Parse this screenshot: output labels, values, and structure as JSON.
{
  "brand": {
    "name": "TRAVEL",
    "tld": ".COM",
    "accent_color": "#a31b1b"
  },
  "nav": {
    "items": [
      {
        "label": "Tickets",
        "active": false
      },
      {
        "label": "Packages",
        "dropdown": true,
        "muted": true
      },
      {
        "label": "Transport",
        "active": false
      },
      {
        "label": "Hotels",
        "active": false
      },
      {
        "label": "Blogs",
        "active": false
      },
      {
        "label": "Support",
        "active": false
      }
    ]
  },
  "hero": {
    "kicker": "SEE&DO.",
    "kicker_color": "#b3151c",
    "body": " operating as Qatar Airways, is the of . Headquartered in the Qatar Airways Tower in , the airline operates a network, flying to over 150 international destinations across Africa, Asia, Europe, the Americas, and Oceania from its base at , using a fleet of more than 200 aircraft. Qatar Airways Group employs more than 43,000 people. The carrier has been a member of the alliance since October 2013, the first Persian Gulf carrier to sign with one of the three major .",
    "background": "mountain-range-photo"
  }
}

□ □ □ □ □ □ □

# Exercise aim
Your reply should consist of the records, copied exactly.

# Reply to the task
Parse this screenshot: output labels, values, and structure as JSON.
{
  "brand": {
    "name": "TRAVEL",
    "tld": ".COM",
    "accent_color": "#a31b1b"
  },
  "nav": {
    "items": [
      {
        "label": "Tickets",
        "active": false
      },
      {
        "label": "Packages",
        "dropdown": true,
        "muted": true
      },
      {
        "label": "Transport",
        "active": false
      },
      {
        "label": "Hotels",
        "active": false
      },
      {
        "label": "Blogs",
        "active": false
      },
      {
        "label": "Support",
        "active": false
      }
    ]
  },
  "hero": {
    "kicker": "SEE&DO.",
    "kicker_color": "#b3151c",
    "body": " operating as Qatar Airways, is the of . Headquartered in the Qatar Airways Tower in , the airline operates a network, flying to over 150 international destinations across Africa, Asia, Europe, the Americas, and Oceania from its base at , using a fleet of more than 200 aircraft. Qatar Airways Group employs more than 43,000 people. The carrier has been a member of the alliance since October 2013, the first Persian Gulf carrier to sign with one of the three major .",
    "background": "mountain-range-photo"
  }
}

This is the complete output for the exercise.